Charlie Whitehead Blends Successful Business and Political Careers

Self-Made LegendCharlie Whitehead blends successful business and political careersBy Linda Kleindienst


There is nothing half-hearted about Charlie Whitehead. A big man with a booming voice and ready laugh, he has an enthusiasm for work and politics that’s hard to match.

Whitehead began working as a car salesman after coming home from the Korean War in 1954 and eventually developed two fruitful careers. He is a business success and can call “friend” a host of state and national political leaders, including former presidents and their advisers.

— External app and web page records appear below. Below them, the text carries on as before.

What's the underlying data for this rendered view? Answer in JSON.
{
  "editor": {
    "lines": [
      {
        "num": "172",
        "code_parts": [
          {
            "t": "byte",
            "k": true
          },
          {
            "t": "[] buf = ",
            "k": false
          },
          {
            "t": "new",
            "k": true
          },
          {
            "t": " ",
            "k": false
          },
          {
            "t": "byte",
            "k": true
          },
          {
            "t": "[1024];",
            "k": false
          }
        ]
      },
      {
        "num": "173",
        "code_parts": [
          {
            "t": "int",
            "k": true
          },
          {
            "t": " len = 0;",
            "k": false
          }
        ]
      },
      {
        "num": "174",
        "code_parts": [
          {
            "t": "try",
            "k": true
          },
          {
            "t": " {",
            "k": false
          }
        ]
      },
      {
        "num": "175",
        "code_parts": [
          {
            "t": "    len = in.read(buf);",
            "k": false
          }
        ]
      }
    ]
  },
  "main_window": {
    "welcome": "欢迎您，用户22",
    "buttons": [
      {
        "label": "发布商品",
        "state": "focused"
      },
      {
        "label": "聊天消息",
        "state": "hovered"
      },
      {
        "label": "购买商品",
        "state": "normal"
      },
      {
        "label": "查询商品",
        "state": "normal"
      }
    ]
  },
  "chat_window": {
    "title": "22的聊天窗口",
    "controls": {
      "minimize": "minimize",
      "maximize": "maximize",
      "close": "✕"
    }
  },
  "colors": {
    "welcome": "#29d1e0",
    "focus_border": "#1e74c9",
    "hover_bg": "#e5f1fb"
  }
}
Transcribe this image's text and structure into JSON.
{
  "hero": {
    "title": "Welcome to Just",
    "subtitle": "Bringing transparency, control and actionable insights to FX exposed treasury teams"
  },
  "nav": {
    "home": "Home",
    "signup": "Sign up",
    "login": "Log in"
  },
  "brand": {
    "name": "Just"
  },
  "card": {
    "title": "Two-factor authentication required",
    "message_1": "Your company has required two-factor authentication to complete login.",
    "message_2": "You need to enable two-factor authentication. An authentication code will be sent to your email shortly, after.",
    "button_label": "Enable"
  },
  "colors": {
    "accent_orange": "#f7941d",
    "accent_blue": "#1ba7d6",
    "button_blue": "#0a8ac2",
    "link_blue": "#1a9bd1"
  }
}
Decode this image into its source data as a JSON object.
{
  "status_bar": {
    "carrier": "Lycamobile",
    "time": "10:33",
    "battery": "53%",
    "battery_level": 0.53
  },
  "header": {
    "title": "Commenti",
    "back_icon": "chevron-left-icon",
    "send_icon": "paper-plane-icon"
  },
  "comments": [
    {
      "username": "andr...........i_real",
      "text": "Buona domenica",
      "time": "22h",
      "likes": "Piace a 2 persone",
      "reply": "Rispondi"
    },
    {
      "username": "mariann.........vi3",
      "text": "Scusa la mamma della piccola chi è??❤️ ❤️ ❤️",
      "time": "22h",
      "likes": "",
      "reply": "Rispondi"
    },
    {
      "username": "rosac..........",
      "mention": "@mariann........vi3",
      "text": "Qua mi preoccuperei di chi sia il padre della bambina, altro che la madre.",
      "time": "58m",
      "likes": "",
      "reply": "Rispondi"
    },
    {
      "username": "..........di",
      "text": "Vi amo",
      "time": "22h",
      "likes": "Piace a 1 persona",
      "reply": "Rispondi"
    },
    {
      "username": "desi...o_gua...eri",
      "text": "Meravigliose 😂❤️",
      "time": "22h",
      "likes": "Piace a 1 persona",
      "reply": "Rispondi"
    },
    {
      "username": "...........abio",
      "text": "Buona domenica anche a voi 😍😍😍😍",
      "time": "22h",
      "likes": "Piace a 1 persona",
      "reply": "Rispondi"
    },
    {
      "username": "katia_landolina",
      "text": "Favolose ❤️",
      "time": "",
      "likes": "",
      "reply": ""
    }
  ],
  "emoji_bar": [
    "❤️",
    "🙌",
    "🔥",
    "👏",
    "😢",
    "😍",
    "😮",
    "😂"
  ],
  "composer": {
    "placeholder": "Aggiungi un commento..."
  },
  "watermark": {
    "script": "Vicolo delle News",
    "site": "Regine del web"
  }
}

In his business life, Whitehead owned the Cook-Whitehead Ford dealership in Panama City until he finally sold it to AutoNation in 1998. On the side, he dabbled in Florida politics, a “hobby” that has seen him run successful Senate and presidential campaigns and four times get elected chairman of the Florida Democratic Party.

Born in Panama City, Whitehead grew up in the car business. His father, a native of Washington County, was service manager at Cook Ford (which added the Whitehead name in 1960), and his uncle owned the first Chevrolet dealership in Bonifay.

“I went to the University of Miami in 1950, but then the Korean War started,” he recalls. “You either joined the Navy or were drafted by the Army, so I went in the Navy.” He served as an electronics technician and radar observer for the AD-4 Skyraiders, dive bombers assigned to the aircraft carrier USS Philippine Sea.

Whitehead planned to go back to school on his return but went to the Ford dealership for a job instead.

“I got successful, put school off for a year, made good money and just didn’t go back,” he says. “I liked what I was doing.”

A lifelong Democrat born in Panama City, Whitehead made his first foray into politics by helping in the congressional campaigns of Bob Sikes in the 1960s. That got him “infatuated” with politics, and he quickly delved into his first statewide campaign by helping a relatively unknown state senator from Pensacola run for governor. Reubin Askew went on to win that race in 1970 — and Whitehead was hooked.

In 1976, he helped engineer Jimmy Carter’s surprise presidential win in Florida. Carter aide Hamilton Jordan decided that Whitehead should be the state Democratic Party chairman in time for the 1980 presidential campaign. Whitehead did win the chairmanship in April, but his party had an uphill battle in trying to defeat the Republican juggernaut led by Ronald Reagan.

“I got elected just in time for the ‘Reagan Revolution,’ ” Whitehead remembers. And Carter lost Florida.

Whitehead left the state party post in 1989, when business partner Bill Cook died. But in 2000, he was called back to help out a financially troubled political party. With the help of a friend, Bill Clinton, he raised $3 million in eight months.

Ironically, one of Whitehead’s closest friends during those years was a competitor — in politics and business. Tommy Thomas owned Thomas Chevrolet, which for many years was located just across the street from Whitehead’s Ford dealership. Thomas also happened to be chairman of the Republican Party of Florida.

“We used to use field glasses and get the license plate number of his customers, then call them up,” Whitehead says with a laugh. “He did the same thing to us.”

Bill Cramer, Thomas’ son-in-law, still runs the Chevy dealership and talks with Whitehead sometimes twice a week. He says his friend and former competitor did business the way it should be done — by being intimately involved with every aspect of it.

“He is a very astute business person and a tough competitor, but he believes in fair play,” says Cramer. “He came up the hard way. He is a self-made success.”

For youngsters entering the work force, Whitehead has some seasoned advice:

“Stay focused, have integrity. If you tell somebody you’ll do something, do it. If you can’t, then tell them why.”